╔══
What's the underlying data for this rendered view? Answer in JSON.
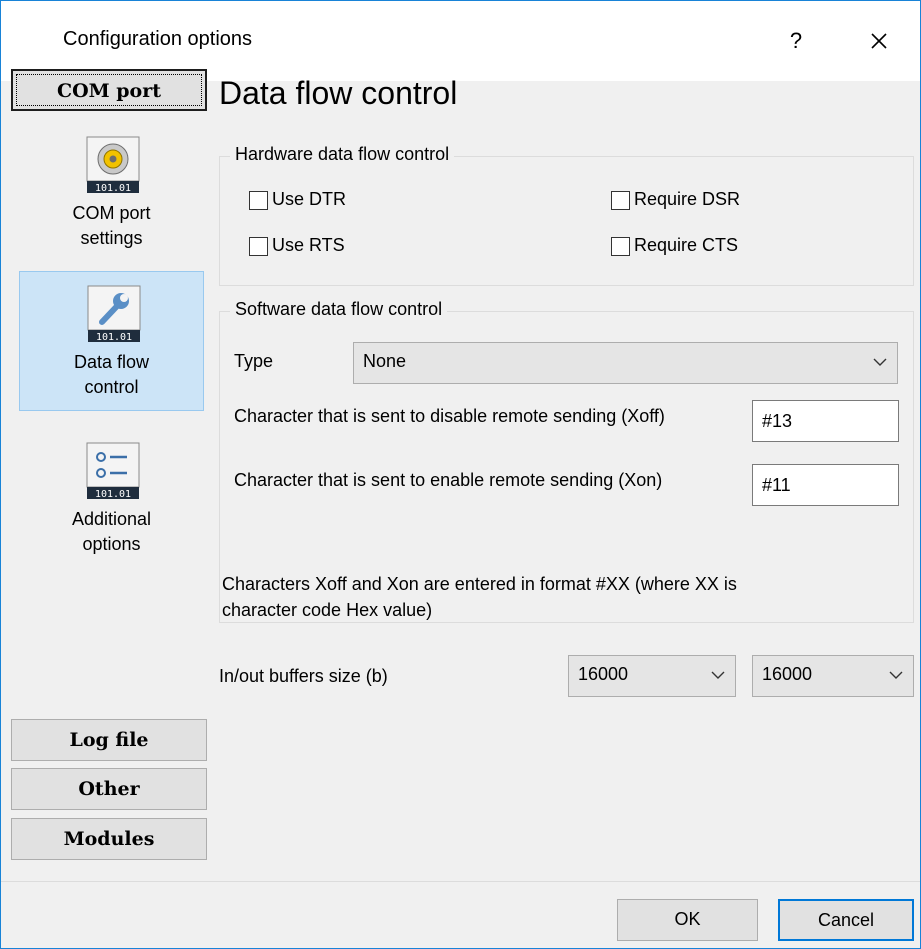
{
  "window": {
    "title": "Configuration options",
    "help_glyph": "?",
    "close_icon": "close-icon"
  },
  "categories": {
    "com_port": "COM port",
    "log_file": "Log file",
    "other": "Other",
    "modules": "Modules"
  },
  "nav": [
    {
      "label_line1": "COM port",
      "label_line2": "settings",
      "icon": "serial-port-icon",
      "active": false
    },
    {
      "label_line1": "Data flow",
      "label_line2": "control",
      "icon": "wrench-icon",
      "active": true
    },
    {
      "label_line1": "Additional",
      "label_line2": "options",
      "icon": "options-list-icon",
      "active": false
    }
  ],
  "icon_badge": "101.01",
  "section_title": "Data flow control",
  "hardware": {
    "legend": "Hardware data flow control",
    "use_dtr": {
      "label": "Use DTR",
      "checked": false
    },
    "use_rts": {
      "label": "Use RTS",
      "checked": false
    },
    "require_dsr": {
      "label": "Require DSR",
      "checked": false
    },
    "require_cts": {
      "label": "Require CTS",
      "checked": false
    }
  },
  "software": {
    "legend": "Software data flow control",
    "type_label": "Type",
    "type_value": "None",
    "xoff_label": "Character that is sent to disable remote sending (Xoff)",
    "xoff_value": "#13",
    "xon_label": "Character that is sent to enable remote sending (Xon)",
    "xon_value": "#11",
    "note_line1": "Characters Xoff and Xon are entered in format #XX (where XX is",
    "note_line2": "character code Hex value)"
  },
  "buffers": {
    "label": "In/out buffers size (b)",
    "in_value": "16000",
    "out_value": "16000"
  },
  "buttons": {
    "ok": "OK",
    "cancel": "Cancel"
  },
  "colors": {
    "accent": "#0078d7",
    "selected_bg": "#cce4f7",
    "window_border": "#1883d7"
  }
}
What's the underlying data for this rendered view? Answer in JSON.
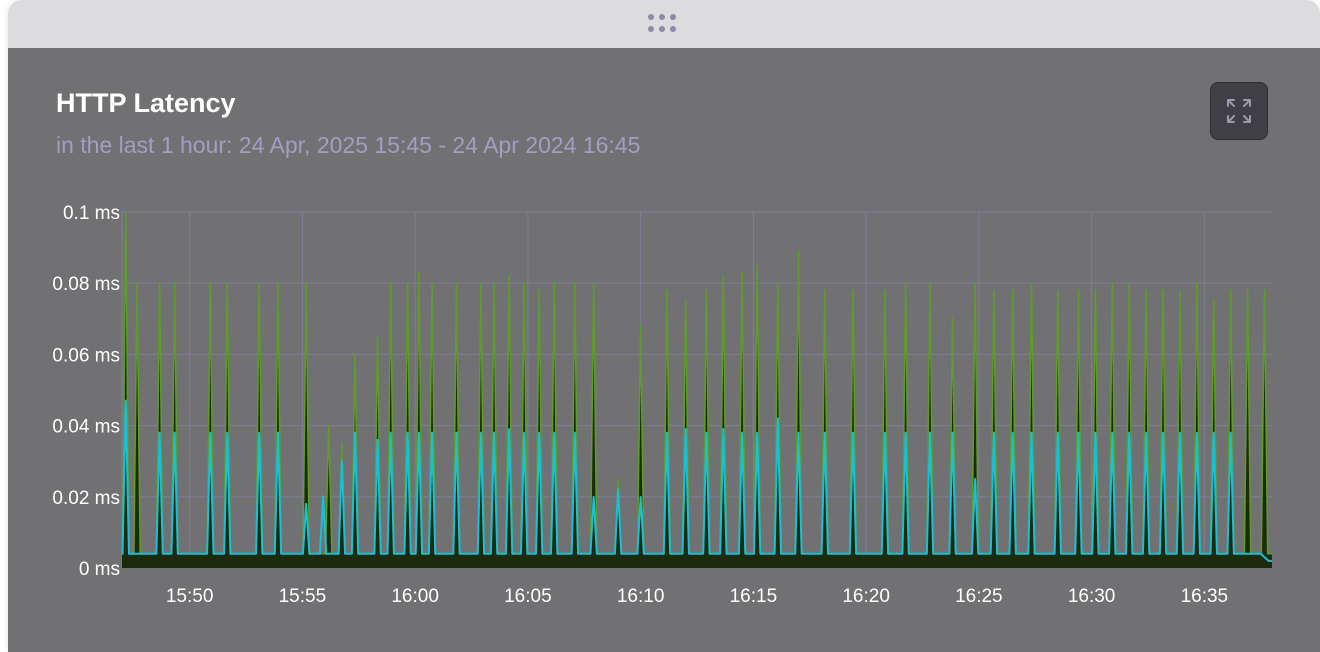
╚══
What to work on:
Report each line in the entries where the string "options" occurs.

Output for this task:
    "title": "Configuration options",
      "label_line2": "options",
      "icon": "options-list-icon",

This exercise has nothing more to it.